Who are your favorite characters voice among the shows you produce?
As far as character voices, you know, Brian is probably my favorite voice to do because I don’t leave the record booth sweating. Most of the other characters, such as Stewie and Peter and, particularly, Stan (American Dad) require such a large amount of wind that I often times will need to take a nap after recording a show. It’s sorta the equivalent of doing an entire day of normal performing condensed into about an hour and a half, so it can be very exhausting. So certainly, you know, Brian’s voice gives me a little bit of a break, which is always nice.
How did you actually come up with this crossover episode event?
The concept of the hurricane trilogy dates back, I suppose, to the theme nights of the 1980s where you have three or four sitcoms in a row, and there would be a theme kind of interwoven into each one, making for a very cohesive, hopefully fun, special night of TV.
It was something we discussed that Kevin Reilly brought up to us and said, hey, we haven’t really seen this kind of thing on television in a while it might be kinda cool.
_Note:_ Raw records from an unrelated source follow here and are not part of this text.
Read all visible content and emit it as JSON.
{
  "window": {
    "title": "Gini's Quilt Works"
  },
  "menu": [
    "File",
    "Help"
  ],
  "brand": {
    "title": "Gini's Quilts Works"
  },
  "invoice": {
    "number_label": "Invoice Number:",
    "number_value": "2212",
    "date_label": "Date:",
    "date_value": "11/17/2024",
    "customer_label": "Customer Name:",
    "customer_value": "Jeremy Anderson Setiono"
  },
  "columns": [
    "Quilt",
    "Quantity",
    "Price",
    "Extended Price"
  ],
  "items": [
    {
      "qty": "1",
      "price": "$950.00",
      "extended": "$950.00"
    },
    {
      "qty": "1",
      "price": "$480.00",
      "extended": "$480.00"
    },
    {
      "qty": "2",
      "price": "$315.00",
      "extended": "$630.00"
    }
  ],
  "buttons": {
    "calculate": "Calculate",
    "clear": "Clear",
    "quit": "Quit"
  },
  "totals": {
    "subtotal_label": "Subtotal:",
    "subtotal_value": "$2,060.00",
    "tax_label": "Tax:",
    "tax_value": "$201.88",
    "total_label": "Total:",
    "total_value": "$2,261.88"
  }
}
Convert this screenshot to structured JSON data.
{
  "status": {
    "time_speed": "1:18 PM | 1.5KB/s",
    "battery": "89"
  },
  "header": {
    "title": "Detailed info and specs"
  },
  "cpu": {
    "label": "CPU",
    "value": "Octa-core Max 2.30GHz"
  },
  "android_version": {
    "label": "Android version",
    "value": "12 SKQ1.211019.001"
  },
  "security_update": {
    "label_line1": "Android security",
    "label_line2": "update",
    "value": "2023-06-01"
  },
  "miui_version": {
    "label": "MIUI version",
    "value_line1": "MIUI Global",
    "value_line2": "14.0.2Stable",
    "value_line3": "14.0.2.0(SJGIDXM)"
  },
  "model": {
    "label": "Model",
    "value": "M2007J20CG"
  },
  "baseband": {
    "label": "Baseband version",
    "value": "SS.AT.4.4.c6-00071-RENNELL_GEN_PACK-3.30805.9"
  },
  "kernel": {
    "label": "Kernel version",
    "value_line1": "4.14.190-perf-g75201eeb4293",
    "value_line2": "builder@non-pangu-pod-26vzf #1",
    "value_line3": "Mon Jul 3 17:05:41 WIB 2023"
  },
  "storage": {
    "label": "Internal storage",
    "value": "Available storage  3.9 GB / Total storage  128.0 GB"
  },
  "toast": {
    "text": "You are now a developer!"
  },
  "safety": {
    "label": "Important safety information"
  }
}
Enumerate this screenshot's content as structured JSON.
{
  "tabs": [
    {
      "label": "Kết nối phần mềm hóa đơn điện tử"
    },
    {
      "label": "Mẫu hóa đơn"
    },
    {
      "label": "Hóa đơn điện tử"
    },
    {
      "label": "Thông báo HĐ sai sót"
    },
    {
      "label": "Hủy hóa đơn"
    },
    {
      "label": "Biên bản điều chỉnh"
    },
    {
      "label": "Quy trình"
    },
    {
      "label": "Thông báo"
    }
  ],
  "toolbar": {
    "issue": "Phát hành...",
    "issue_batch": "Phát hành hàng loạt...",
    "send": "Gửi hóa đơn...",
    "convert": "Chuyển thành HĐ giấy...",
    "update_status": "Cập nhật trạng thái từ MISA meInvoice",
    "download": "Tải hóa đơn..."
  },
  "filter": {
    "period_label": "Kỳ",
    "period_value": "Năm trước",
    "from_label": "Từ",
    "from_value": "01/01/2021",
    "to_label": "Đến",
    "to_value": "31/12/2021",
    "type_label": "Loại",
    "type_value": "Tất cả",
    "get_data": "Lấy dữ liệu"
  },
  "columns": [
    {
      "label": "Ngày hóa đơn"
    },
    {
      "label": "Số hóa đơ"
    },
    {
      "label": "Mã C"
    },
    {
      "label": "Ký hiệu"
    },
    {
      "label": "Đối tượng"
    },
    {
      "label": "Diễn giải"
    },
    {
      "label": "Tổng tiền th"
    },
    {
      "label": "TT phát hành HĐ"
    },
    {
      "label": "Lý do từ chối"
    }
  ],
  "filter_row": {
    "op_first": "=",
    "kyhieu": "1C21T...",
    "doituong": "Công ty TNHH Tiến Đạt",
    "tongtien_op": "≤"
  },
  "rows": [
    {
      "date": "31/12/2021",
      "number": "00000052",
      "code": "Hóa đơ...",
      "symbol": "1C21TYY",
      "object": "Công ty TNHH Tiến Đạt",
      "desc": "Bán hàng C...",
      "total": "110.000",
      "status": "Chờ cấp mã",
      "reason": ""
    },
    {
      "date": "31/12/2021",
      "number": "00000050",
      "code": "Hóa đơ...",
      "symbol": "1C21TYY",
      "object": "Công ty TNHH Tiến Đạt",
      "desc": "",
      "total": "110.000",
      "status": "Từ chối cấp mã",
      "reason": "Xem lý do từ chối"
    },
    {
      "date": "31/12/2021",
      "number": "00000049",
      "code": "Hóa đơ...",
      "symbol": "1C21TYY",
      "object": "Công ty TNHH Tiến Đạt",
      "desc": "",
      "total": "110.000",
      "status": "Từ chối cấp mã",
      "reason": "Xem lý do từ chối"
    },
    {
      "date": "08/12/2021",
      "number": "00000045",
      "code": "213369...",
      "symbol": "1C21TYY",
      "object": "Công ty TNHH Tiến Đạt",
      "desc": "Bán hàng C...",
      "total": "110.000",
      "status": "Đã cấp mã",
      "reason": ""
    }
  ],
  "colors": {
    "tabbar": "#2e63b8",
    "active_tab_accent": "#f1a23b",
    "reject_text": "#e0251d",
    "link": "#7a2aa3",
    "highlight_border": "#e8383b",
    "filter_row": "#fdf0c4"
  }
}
So, we went back and came up with this idea of a hurricane that is kind of blasting its way through all three towns and you know there were talks initially of doing a crossover with all the characters from all the shows which does play a part in this, but it became a little bit of a conundrum because you have three different staffs, each of whom is used to writing three different sets of characters and there is no way to blend them altogether without, you know, without affecting the other episodes so it was a little bit of a challenge.
But this idea of an outside force that kind of sweeps its way through all three shows linking them together seemed like kind of a cool way to accomplish that and it does, as I said, taken back to the theme nights of the 1980s.
Is it true that it was between Cleveland and Quagmire having a spinoff show; and, if so, what made you choose Cleveland?
Yeah, you know, not really. It was never really a serious discussion to give Quagmire his own show. Mainly because as a character, Quagmire is much better as an incidental character. He is much better as a side character. It allows him to be a little more conscience free, which makes him funnier. Cleveland had much more obvious potential to be a character really able to sustain his own show. He was much more dimensional. He had more heart to him. He was a guy that you could believably see, you know, having a heart moment or solving an ethical dilemma at the end of each episode.
Quagmire, it would change him too much. You know, I seem to remember people making that observation about Joey when that show came out, that the character was just different than he was on Friends. Part of that is that you really do have to construct a character in a different way when he is driving a series, and not just a side character there to deliver jokes. And it would of fundamentally changed Quagmire’s character.